All graduate students in the Department of Asian Studies are required to complete an annual report detailing their progress in the program. Annual reports are reviewed by the Graduate Studies Committee each spring.
Master of Arts with a Major in Asian Studies
Students are required to take three semester hours of coursework in Asian history, in addition to either an additional three hours in Asian history or three hours in social sciences relating to their regional area of study. Students are also expected to show proficiency in a language relevant to their interests as determined by their adviser and mentor, either by completing six semester hours of advanced language study with a grade of at least B in each course, or by passing a proficiency examination.
Students may choose either the report option or the thesis option to conclude their master’s program. The report option consists of at least 30 semester hours of coursework, including the report course, which is a three-hour, one-semester project in which the student conducts research and writes a report on a given topic. The thesis option consists of at least 30 semester hours of coursework, including the thesis course, which is a six-hour, two-semester project in which the student does in-depth research on a given topic.
Students who choose the thesis option must take at least 12 hours of courses in their area of specialization, with no more than six hours in any one discipline (such as literature, religion, visual culture, etc.). Students who choose the report option must take at least 15 semester hours of such electives, with no more than nine hours in any one discipline.
Up to nine hours of undergraduate upper-division coursework, including language coursework, may be counted toward the degree.
Master of Arts / Doctor of Philosophy with a Major in Asian Cultures and Languages
This program requires a minimum of 48 semester hours of coursework and consists of two phases. The first phase (master of arts) requires 30 semester hours of coursework, including the report course. Students must take at least three courses in their area of specialization—for example, in Japanese culture, Indian religion, or Chinese literature. They must also take one graduate course that introduces them to research methods of the appropriate discipline—for example, in historiography, ethnography, or literary theory/criticism—and another course in history or in the social sciences relating to their regional area of study. Up to nine hours of upper-division undergraduate coursework may be counted toward the master’s degree.
In December of the second year in the master’s program, students will receive a formal review to determine if they may continue on to the doctoral program.
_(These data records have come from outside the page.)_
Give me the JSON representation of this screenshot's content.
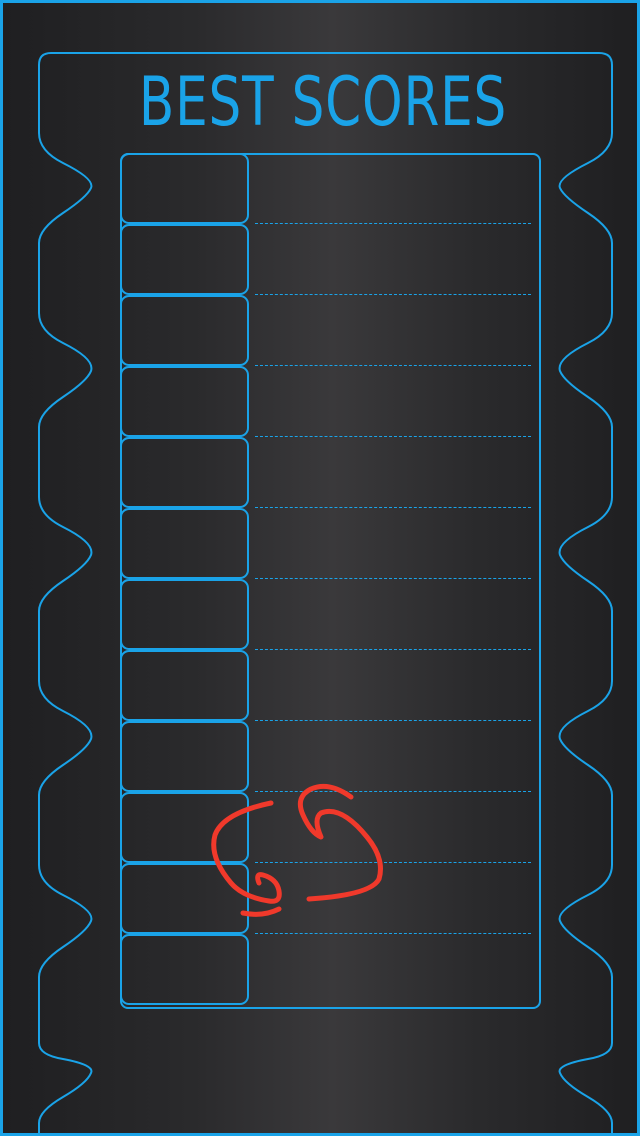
{
  "title": "BEST SCORES",
  "colors": {
    "accent": "#1aa3e8",
    "refresh_icon": "#f0392b",
    "background": "#2a2a2c"
  },
  "icons": {
    "refresh": "refresh-icon"
  },
  "scores": [
    {
      "rank": "",
      "score": ""
    },
    {
      "rank": "",
      "score": ""
    },
    {
      "rank": "",
      "score": ""
    },
    {
      "rank": "",
      "score": ""
    },
    {
      "rank": "",
      "score": ""
    },
    {
      "rank": "",
      "score": ""
    },
    {
      "rank": "",
      "score": ""
    },
    {
      "rank": "",
      "score": ""
    },
    {
      "rank": "",
      "score": ""
    },
    {
      "rank": "",
      "score": ""
    },
    {
      "rank": "",
      "score": ""
    },
    {
      "rank": "",
      "score": ""
    }
  ]
}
To complete the master’s degree phase, students are expected to show proficiency in a language offered by the Department of Asian Studies, either by completing six semester hours of advanced language study with a grade of at least B in each course or by passing a proficiency examination. To complete the master’s degree program, students must submit, in the last semester of their coursework (normally the fourth semester), a report that shows their ability to conduct independent research. Successful completion of this report is required for admission to the PhD phase.
The PhD phase of the program requires at least 18 semester hours of coursework beyond the master’s degree, prior to the completion of dissertation courses. In total, MA/PhD students must complete at least 24 semester hours in the major and minor areas of specialization and six semester hours in theory and methodology related to the major and/or minor area(s).
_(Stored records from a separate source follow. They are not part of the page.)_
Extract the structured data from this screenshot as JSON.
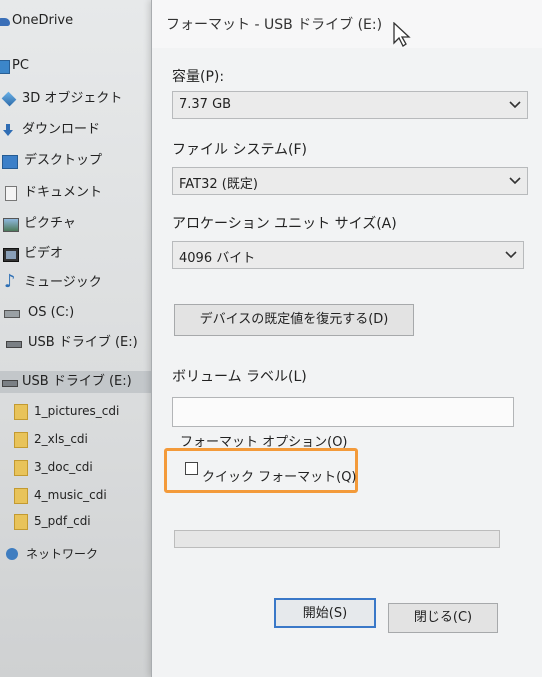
{
  "explorer": {
    "nav_items": [
      {
        "label": "OneDrive",
        "icon": "onedrive-icon"
      },
      {
        "label": "PC",
        "icon": "pc-icon"
      },
      {
        "label": "3D オブジェクト",
        "icon": "3d-objects-icon"
      },
      {
        "label": "ダウンロード",
        "icon": "downloads-icon"
      },
      {
        "label": "デスクトップ",
        "icon": "desktop-icon"
      },
      {
        "label": "ドキュメント",
        "icon": "documents-icon"
      },
      {
        "label": "ピクチャ",
        "icon": "pictures-icon"
      },
      {
        "label": "ビデオ",
        "icon": "videos-icon"
      },
      {
        "label": "ミュージック",
        "icon": "music-icon"
      },
      {
        "label": "OS (C:)",
        "icon": "drive-icon"
      },
      {
        "label": "USB ドライブ (E:)",
        "icon": "usb-drive-icon"
      },
      {
        "label": "USB ドライブ (E:)",
        "icon": "usb-drive-icon"
      },
      {
        "label": "1_pictures_cdi",
        "icon": "folder-icon"
      },
      {
        "label": "2_xls_cdi",
        "icon": "folder-icon"
      },
      {
        "label": "3_doc_cdi",
        "icon": "folder-icon"
      },
      {
        "label": "4_music_cdi",
        "icon": "folder-icon"
      },
      {
        "label": "5_pdf_cdi",
        "icon": "folder-icon"
      },
      {
        "label": "ネットワーク",
        "icon": "network-icon"
      }
    ]
  },
  "dialog": {
    "title": "フォーマット - USB ドライブ (E:)",
    "capacity_label": "容量(P):",
    "capacity_value": "7.37 GB",
    "filesystem_label": "ファイル システム(F)",
    "filesystem_value": "FAT32 (既定)",
    "allocation_label": "アロケーション ユニット サイズ(A)",
    "allocation_value": "4096 バイト",
    "restore_defaults_label": "デバイスの既定値を復元する(D)",
    "volume_label": "ボリューム ラベル(L)",
    "volume_value": "",
    "format_options_label": "フォーマット オプション(O)",
    "quick_format_label": "クイック フォーマット(Q)",
    "quick_format_checked": false,
    "progress": 0,
    "start_label": "開始(S)",
    "close_label": "閉じる(C)"
  },
  "colors": {
    "highlight": "#f39a3a",
    "accent": "#2f6db4"
  }
}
Students admitted directly to the PhD program must complete at least 30 semester hours of coursework in addition to the dissertation courses. Within their field of expertise (China, Japan, Korea, or South Asia), students must complete 24 semester hours in the major and minor areas of specialization, and six semester hours in theory and methodology related to the major and/or minor area(s). Areas of specialization must be approved by the graduate adviser and mentor.
All PhD students are expected to demonstrate fifth-year proficiency in one Asian language prior to defending the dissertation.
Competency in at least one modern foreign language that will be used in research is required. The research language may be a European language, such as French or German, or a modern Asian language. If the student chooses to study an Asian language as the research language, the language should be one that is pertinent to the student’s professional development, such as Hindi for students whose primary language of study is Sanskrit. The choice of language(s) and the required level of proficiency are determined by the mentor and dissertation supervisor in consultation with the graduate adviser.
To be admitted to candidacy for the doctoral degree, students must take comprehensive examinations in their area of specialization, pass a dissertation prospectus hearing, and demonstrate research-level proficiency in the language(s) of their field. Normally, students take their comprehensive examination, including an oral defense, in the third or fourth semester of the PhD phase.
After passing the comprehensive examination, the student, in consultation with the graduate adviser and graduate mentor, selects five faculty members to form a dissertation committee; the chair of the committee is the student’s dissertation supervisor. After passing the dissertation prospectus hearing, the student may advance to doctoral candidacy.
Published guidelines regarding the comprehensive examination, dissertation prospectus hearing, admission to candidacy, and completion of the dissertation are available from the Department of Asian Studies.
Dual Degree Programs
The Department of Asian Studies offers the following dual degree programs in cooperation with other divisions of the University. More information is available from the graduate adviser in each program.
|Field(s) of Study||Degree(s)|
|Business administration||Master of Business Administration|
|Public affairs||Master of Global Policy Studies|
|Public affairs||Master of Public Affairs|